(Beginning of DATA SUPPLIED)

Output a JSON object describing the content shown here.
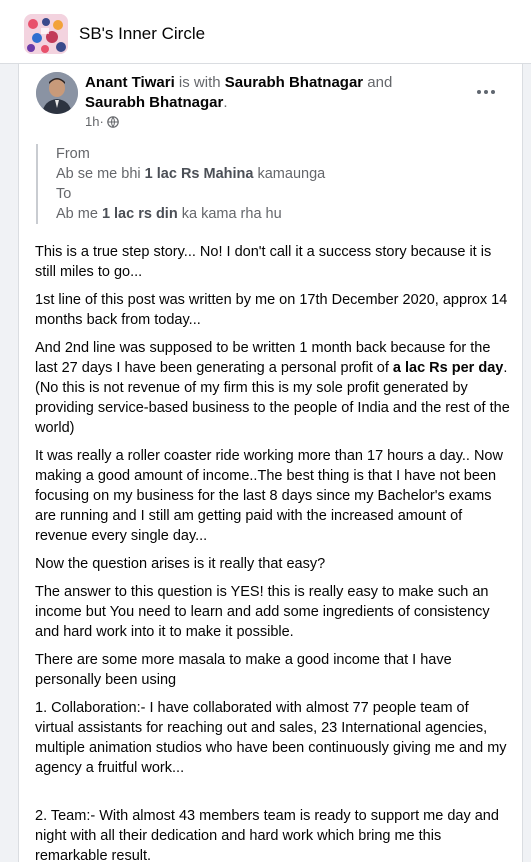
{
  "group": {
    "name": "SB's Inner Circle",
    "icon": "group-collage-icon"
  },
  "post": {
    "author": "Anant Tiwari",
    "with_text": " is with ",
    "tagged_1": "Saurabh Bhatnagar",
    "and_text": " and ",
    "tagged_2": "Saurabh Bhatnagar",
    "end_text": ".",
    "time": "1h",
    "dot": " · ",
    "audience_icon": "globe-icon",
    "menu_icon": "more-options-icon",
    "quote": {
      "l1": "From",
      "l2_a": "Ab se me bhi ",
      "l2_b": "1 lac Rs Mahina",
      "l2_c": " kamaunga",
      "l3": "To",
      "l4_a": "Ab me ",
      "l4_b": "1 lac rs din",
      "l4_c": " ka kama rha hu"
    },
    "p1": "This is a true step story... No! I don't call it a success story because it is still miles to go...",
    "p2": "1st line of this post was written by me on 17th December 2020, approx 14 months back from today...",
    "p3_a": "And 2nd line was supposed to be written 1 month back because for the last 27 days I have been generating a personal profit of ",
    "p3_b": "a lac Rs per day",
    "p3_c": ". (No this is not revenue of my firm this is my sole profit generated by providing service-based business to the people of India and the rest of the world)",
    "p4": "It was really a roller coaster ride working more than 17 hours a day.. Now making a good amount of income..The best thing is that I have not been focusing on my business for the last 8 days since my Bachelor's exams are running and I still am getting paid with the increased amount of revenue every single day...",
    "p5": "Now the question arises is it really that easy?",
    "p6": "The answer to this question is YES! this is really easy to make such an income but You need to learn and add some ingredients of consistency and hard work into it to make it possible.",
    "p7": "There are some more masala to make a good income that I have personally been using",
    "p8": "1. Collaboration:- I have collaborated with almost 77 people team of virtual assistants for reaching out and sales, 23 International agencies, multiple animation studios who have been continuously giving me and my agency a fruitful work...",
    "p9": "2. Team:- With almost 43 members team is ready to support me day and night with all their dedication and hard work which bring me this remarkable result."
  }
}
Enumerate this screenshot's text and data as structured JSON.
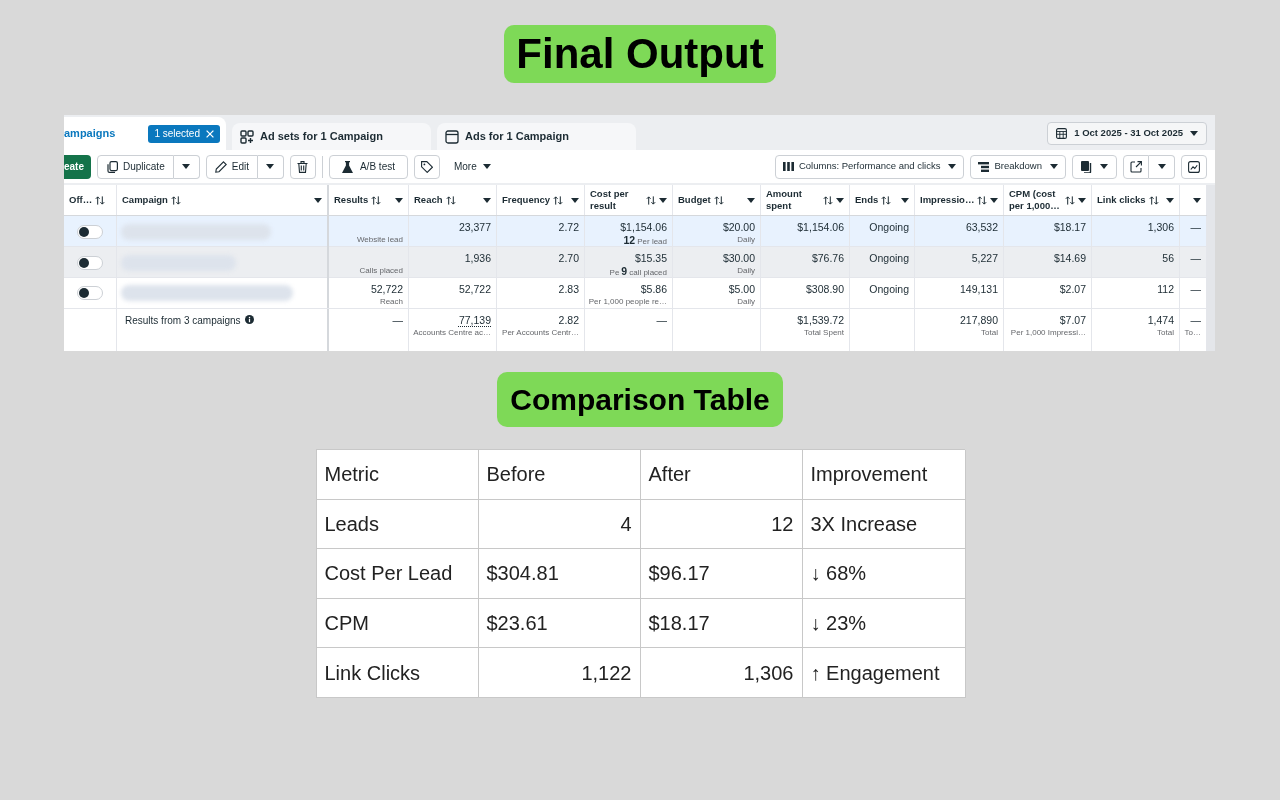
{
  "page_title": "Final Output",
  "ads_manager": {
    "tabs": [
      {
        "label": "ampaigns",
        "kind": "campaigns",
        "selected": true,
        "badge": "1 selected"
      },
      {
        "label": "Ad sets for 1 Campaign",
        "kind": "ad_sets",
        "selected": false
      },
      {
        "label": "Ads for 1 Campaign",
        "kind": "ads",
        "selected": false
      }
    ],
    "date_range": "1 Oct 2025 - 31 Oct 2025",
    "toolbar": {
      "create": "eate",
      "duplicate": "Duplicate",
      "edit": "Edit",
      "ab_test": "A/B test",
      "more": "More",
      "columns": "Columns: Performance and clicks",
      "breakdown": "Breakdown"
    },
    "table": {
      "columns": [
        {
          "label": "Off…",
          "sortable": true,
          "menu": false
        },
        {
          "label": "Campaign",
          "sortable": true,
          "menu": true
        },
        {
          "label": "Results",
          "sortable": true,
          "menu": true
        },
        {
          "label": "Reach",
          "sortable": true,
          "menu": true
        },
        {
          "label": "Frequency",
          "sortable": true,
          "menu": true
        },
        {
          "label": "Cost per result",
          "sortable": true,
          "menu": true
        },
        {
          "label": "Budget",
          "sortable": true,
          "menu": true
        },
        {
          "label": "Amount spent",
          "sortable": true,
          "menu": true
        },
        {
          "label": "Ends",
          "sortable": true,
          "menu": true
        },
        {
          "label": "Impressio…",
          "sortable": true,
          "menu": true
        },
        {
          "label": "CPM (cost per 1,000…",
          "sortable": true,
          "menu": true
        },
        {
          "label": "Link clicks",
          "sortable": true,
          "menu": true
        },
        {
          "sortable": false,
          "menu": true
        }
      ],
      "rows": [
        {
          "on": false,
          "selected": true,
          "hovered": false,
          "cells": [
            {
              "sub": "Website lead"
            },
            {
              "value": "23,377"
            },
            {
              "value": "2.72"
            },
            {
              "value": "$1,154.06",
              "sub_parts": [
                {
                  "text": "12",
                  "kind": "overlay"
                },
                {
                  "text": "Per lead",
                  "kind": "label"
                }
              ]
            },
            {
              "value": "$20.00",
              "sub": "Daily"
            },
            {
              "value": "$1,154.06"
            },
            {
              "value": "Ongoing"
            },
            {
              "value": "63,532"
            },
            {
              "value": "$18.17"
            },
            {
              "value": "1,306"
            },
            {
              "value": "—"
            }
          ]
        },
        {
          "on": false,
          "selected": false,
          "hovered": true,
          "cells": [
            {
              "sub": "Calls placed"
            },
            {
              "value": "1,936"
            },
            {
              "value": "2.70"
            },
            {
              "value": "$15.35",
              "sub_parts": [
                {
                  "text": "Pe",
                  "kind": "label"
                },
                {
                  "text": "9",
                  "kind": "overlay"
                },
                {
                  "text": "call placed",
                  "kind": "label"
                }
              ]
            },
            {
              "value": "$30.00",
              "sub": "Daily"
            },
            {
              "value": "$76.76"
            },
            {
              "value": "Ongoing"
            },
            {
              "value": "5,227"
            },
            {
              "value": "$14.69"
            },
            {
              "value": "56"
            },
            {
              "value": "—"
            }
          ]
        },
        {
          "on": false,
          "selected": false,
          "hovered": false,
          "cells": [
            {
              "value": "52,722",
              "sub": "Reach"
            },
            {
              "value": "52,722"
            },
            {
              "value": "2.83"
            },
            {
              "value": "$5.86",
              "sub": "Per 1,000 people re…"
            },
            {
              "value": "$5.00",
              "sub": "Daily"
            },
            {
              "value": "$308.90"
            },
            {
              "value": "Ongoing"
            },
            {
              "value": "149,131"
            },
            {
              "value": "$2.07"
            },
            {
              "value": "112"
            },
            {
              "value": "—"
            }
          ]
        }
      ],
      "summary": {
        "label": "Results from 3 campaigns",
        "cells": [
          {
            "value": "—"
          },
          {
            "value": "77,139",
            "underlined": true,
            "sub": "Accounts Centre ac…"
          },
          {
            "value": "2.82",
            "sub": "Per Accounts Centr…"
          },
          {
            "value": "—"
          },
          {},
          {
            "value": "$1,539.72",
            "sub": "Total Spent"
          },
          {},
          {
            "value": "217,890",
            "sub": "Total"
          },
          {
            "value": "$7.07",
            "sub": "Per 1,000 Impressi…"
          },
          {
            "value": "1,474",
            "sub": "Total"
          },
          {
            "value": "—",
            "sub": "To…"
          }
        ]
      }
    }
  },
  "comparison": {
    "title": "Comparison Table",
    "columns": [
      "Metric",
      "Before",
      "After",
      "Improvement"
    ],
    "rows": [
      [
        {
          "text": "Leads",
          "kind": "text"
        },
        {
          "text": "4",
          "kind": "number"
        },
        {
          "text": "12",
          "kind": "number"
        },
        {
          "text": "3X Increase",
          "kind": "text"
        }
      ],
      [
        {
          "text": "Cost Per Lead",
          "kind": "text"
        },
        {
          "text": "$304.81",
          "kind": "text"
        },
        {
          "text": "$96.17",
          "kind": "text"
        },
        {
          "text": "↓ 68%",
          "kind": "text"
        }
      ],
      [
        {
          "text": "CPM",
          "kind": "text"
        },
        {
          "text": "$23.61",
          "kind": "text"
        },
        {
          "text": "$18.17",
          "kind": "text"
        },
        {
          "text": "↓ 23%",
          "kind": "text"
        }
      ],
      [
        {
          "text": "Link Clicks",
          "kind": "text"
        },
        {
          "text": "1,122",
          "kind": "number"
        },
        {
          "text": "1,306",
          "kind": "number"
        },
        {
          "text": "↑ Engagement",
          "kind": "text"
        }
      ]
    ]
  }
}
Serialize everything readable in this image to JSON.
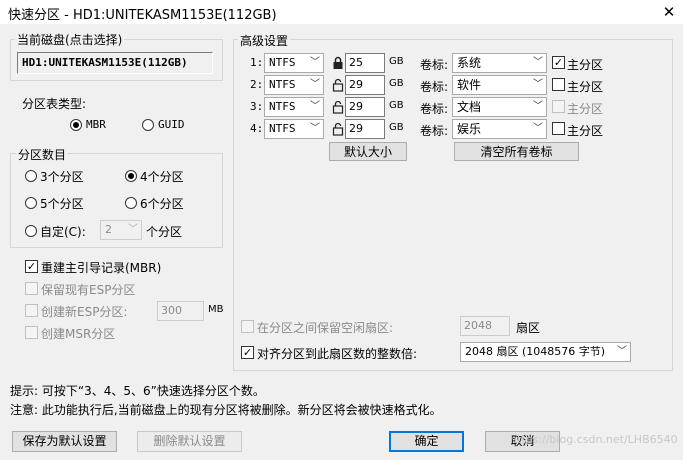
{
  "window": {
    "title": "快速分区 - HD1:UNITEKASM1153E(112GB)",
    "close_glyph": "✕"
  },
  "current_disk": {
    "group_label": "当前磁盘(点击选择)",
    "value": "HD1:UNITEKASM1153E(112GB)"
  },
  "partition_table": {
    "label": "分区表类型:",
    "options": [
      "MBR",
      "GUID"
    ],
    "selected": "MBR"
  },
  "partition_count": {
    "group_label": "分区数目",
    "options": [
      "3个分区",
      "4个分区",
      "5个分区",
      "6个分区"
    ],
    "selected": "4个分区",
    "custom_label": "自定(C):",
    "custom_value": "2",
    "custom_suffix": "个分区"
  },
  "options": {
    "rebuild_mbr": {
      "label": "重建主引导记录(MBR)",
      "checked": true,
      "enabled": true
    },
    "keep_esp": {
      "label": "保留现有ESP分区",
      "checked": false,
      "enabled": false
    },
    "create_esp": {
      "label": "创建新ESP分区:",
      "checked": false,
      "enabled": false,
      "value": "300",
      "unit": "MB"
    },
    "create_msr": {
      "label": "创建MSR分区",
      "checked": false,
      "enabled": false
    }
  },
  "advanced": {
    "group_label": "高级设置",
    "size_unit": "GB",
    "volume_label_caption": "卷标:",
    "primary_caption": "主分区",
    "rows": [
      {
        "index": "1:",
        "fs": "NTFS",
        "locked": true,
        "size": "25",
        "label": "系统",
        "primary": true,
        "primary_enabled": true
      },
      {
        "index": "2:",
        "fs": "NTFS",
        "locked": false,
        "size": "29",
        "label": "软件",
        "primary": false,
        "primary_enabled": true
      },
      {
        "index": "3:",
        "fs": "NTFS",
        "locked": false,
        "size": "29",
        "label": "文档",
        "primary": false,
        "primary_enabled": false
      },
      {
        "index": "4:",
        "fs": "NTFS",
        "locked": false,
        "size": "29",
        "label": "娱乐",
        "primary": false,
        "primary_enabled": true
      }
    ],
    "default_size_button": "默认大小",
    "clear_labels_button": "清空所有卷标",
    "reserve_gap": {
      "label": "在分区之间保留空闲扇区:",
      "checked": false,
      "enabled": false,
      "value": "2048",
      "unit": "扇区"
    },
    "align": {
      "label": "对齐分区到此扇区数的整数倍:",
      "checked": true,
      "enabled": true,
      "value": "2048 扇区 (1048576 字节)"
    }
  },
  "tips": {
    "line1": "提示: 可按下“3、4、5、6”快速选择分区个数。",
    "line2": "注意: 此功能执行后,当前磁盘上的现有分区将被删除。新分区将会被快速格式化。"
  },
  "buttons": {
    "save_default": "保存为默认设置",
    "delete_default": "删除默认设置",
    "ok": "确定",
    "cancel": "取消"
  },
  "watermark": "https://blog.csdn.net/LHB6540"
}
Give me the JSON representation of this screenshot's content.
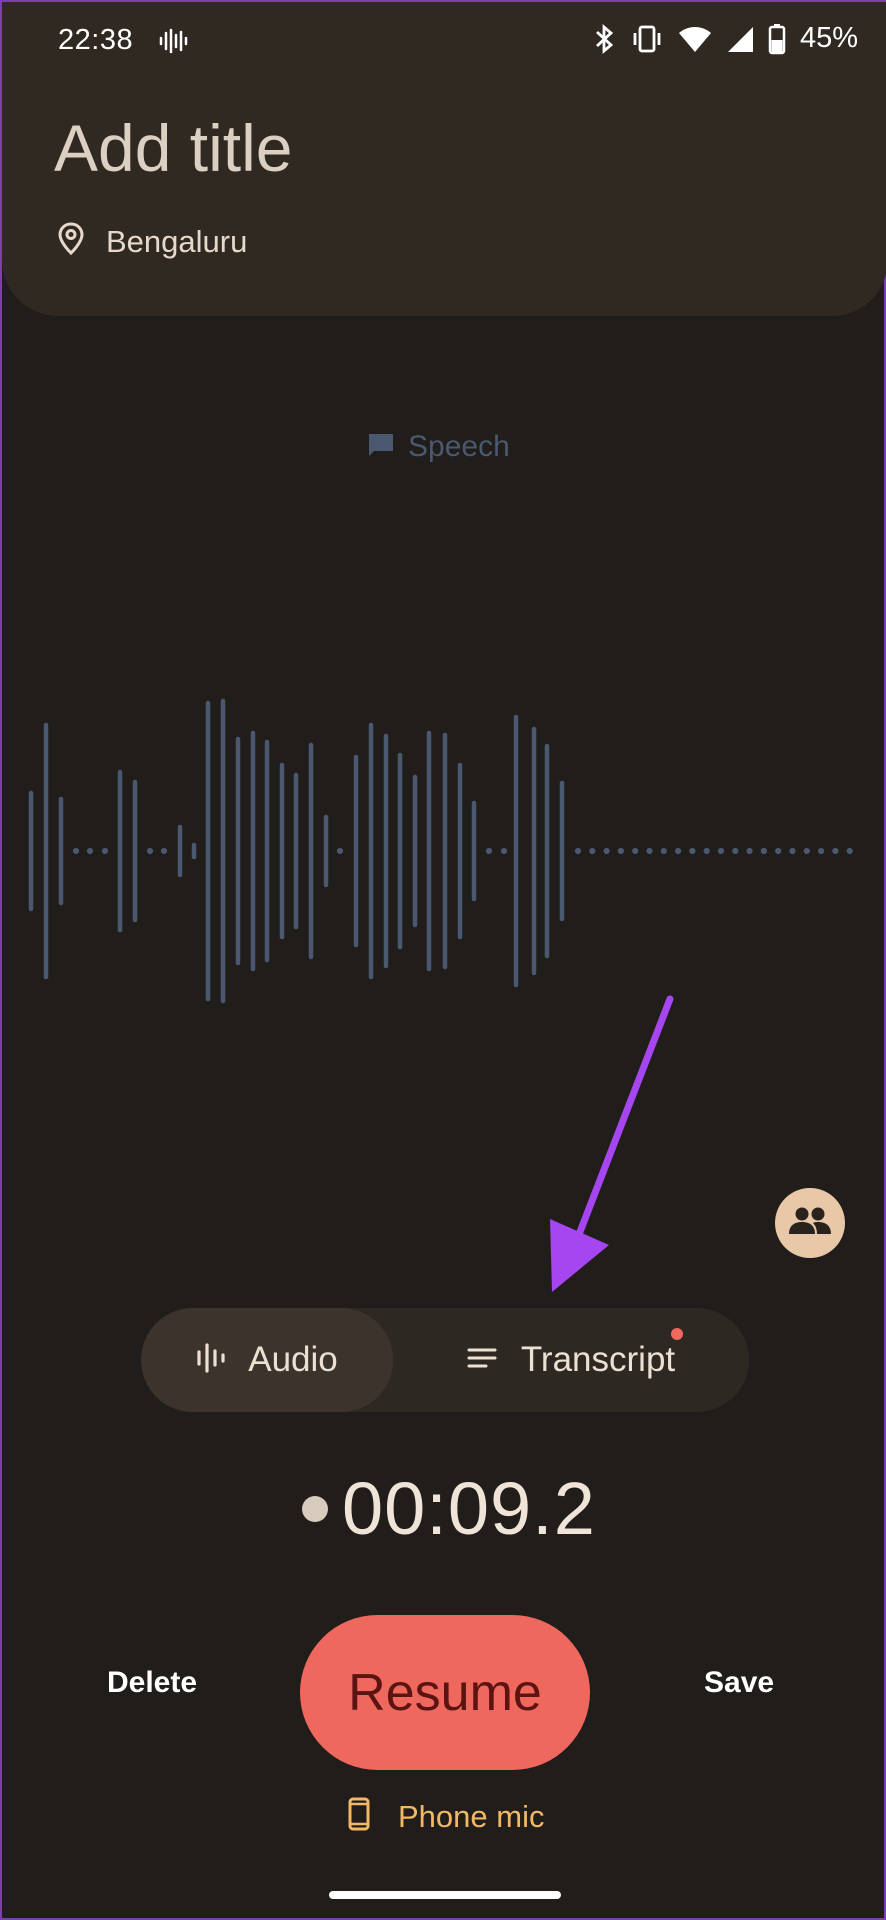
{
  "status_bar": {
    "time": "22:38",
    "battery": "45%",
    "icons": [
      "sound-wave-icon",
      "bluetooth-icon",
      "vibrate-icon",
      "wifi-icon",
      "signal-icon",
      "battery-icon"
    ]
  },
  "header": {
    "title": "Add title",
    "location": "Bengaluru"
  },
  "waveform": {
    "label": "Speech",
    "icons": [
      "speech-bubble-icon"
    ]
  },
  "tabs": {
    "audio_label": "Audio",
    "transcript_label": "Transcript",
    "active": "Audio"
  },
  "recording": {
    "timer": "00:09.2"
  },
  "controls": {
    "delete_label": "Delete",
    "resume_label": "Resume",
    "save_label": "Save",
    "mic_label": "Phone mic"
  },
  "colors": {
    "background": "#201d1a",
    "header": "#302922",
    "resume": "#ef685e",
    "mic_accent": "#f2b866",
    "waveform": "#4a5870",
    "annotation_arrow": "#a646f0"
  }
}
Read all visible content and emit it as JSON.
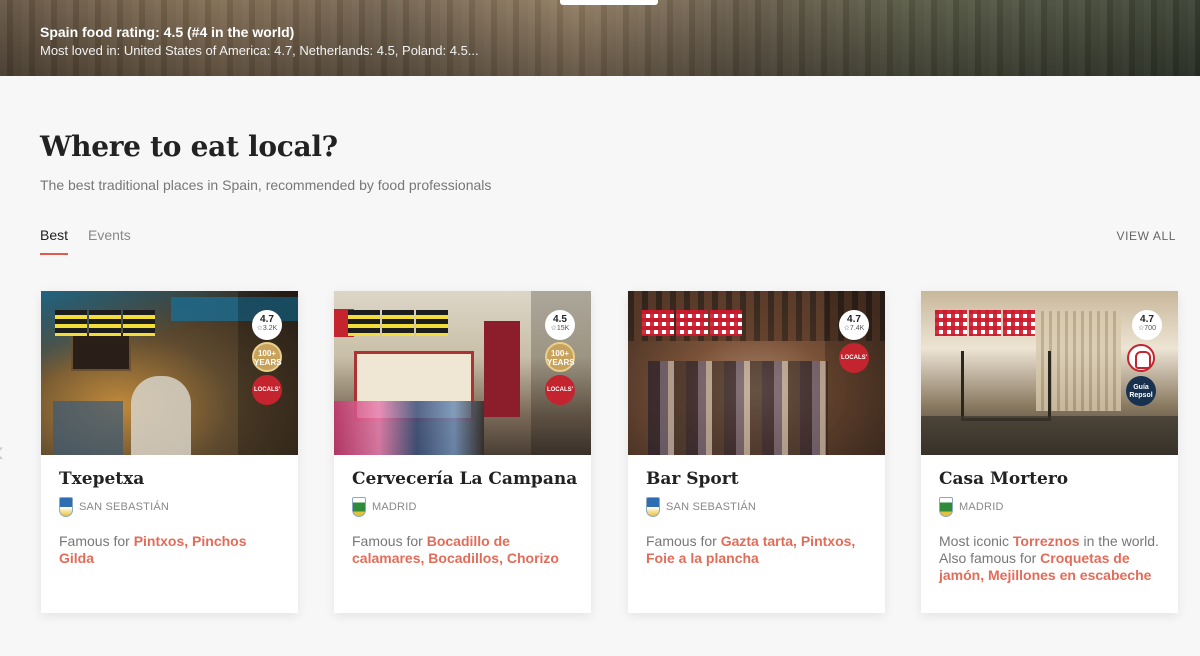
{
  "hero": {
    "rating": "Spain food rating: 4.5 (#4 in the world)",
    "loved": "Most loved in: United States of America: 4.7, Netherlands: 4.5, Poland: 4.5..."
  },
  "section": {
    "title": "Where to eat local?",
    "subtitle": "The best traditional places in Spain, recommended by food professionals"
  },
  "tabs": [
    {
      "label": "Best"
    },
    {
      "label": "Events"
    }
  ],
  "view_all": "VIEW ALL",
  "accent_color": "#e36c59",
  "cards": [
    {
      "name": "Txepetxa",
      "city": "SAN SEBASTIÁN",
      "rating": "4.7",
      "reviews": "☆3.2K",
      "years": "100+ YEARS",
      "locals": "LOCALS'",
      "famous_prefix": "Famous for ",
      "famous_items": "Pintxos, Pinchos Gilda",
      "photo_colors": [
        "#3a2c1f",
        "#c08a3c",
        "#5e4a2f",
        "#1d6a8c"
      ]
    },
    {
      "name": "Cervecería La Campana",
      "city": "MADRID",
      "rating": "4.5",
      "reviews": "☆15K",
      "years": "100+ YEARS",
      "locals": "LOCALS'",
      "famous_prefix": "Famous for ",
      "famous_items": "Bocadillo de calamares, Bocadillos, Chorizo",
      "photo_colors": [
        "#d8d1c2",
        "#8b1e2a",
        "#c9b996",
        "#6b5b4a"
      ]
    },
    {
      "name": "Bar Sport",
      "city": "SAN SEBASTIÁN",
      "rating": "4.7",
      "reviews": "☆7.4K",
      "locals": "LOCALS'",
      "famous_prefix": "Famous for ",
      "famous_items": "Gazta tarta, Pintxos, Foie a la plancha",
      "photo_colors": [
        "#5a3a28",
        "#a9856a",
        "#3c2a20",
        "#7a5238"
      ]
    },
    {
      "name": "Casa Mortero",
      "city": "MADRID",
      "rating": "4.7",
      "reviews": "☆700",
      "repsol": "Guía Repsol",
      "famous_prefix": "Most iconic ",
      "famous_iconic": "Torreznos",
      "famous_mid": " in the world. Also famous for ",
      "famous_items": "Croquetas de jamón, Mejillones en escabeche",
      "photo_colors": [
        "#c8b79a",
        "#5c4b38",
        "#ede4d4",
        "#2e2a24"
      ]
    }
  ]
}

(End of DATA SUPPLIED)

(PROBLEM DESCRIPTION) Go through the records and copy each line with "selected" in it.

(RESULT OF THE EXERCISE)
        "selected": true,
        "badge": "1 selected"
        "selected": false
        "selected": false
          "selected": true,
          "selected": false,
          "selected": false,
    "selected": "MBR"
    "selected": "4个分区",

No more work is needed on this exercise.